1. Andrew Mundy says:

A simple and clever idea which is effective and easy to implement. What is the purpose of the T_High column in the data table? It is not needed for the chart to work but does make understanding the table easier. Is that the reason the column is in this example?

Regards

Andrew

2. Andrew Mundy says:

After watching the video the columns make sense. The ‘Target’ column is a “helper” column to get the chart to work while the ‘T_High’ and ‘T_Low’ columns contain the input data.

Moral of the story; watch video before asking questions!

Regards

Andrew

3. IF says:
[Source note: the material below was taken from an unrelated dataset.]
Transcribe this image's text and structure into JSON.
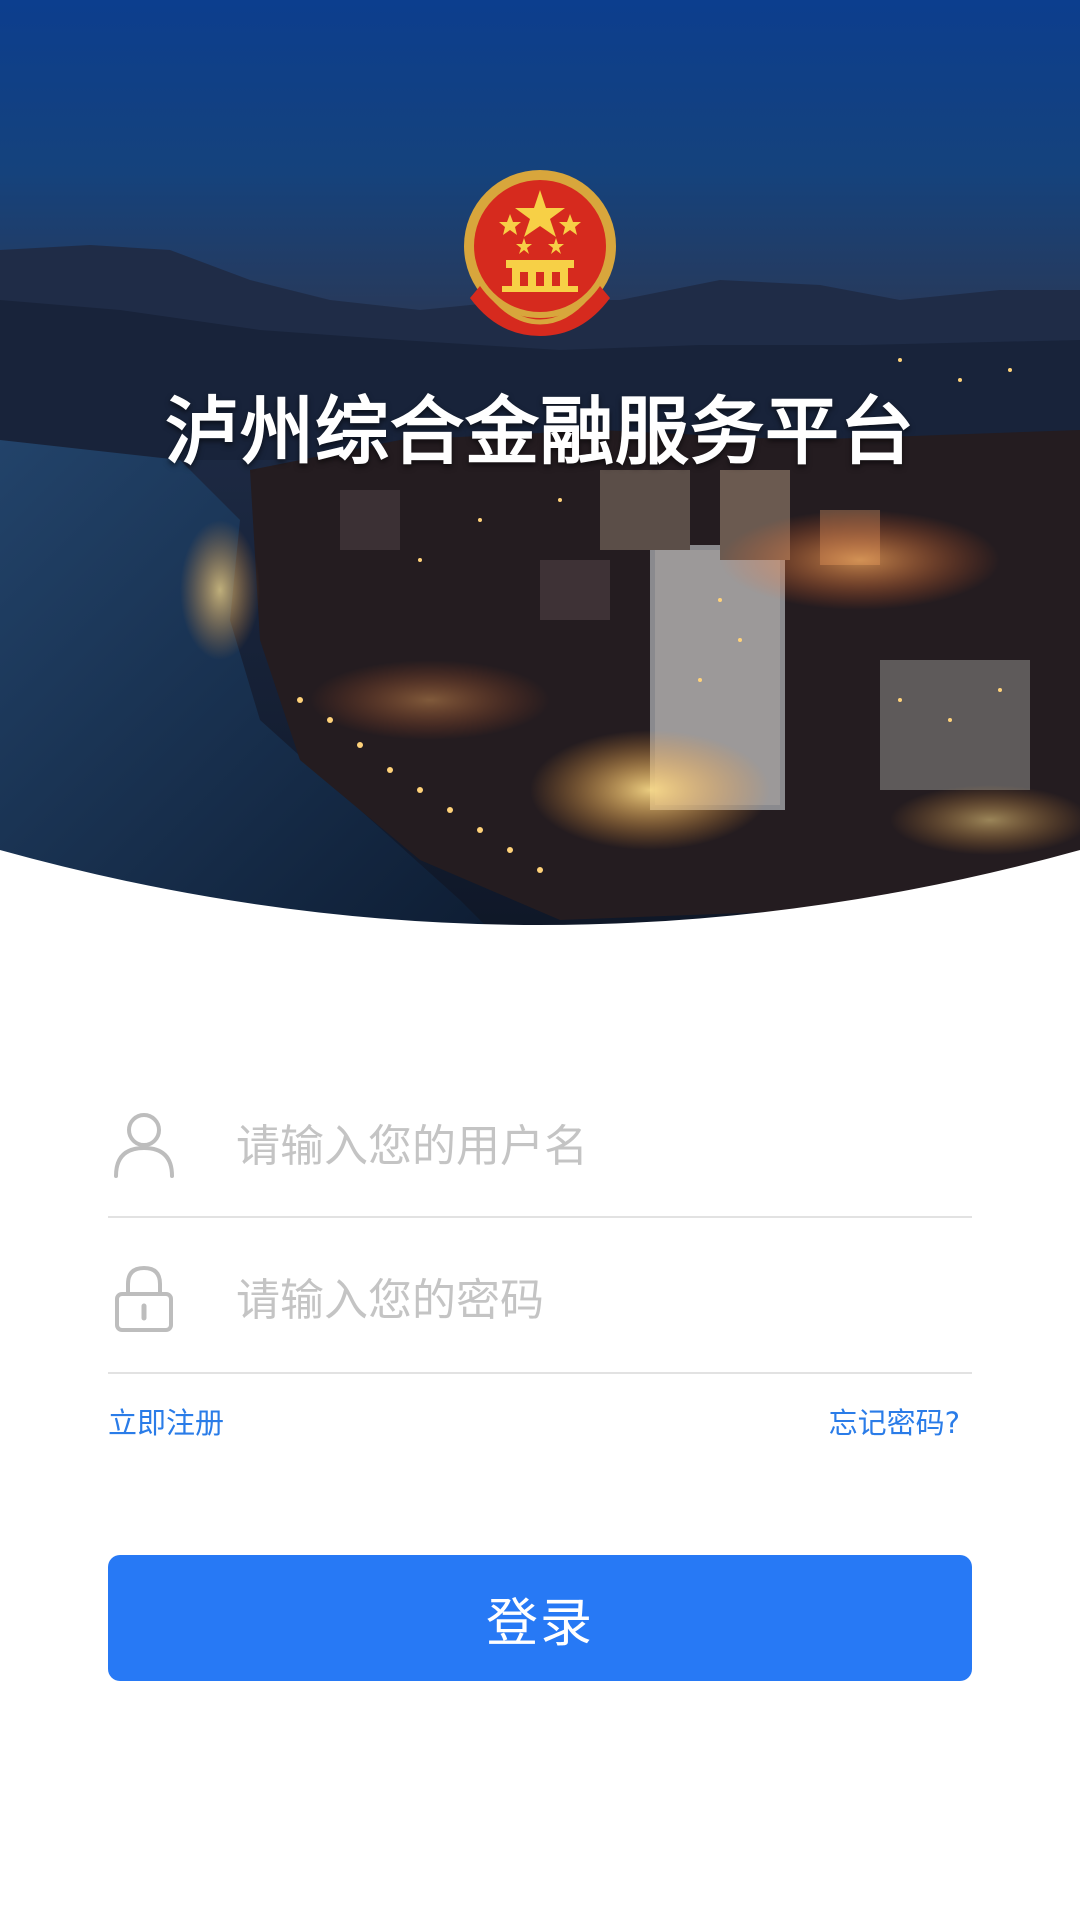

Ok, here’s a challenge:) I have a spreadsheet to track lab results over time. The data itself is pretty basic: a list of appx 100 lab test variables (Glucose, Sodium, Cholesterol, etc) with a Goal/Target reference range for each one, which runs down the left side, and a list of dates across the top (also have a completely transposed version). Each time tests are done, the results are entered in the date column. There’s also a total of 100 date columns set up to accept and calculate new test results.
*If there was a non-macro way to automatically add new columns/rows (and fill/update), rather than have a pre-set number of cells, that would be amazing… but that’s a different topic.

The fun part: For any areas of concern, I start a new sheet and insert a line chart so I can see trends. It’s a rolling line chart that automatically plots the 5 most recent test results for the specific variable(s) selected.

The dilemma: For any real value, I also need to see the Goal/Target range on the chart. I know there’s a method using stacked columns to create a floating horizontal band, but every version of that method (that I’ve found) requires three additional values (high, low, and the difference between them) to match each instance of entered data. In my case that means 3 cells for every individual variable, for each date they were tested (appx 300 additional cells per testing date).

The question: The reference ranges for each variable really don’t change over time… I only need to plug in the High & Low value once for each one. Is there a way to use those two values to create the range/floating band… somehow get the chart to interpret two values as a series rather than having to add three additional values for every single data point?

I feel like I’m missing something simple… It’s basically just a high/low range on a chart, right?

The interim solution is to create a separate sheet just for all the new calculations, which has turned out to be more of an elaborate project than expected:/

Thanks for the help!!

4. IF says:

Problem solved… using Excel on Windows, and a secondary horizontal access.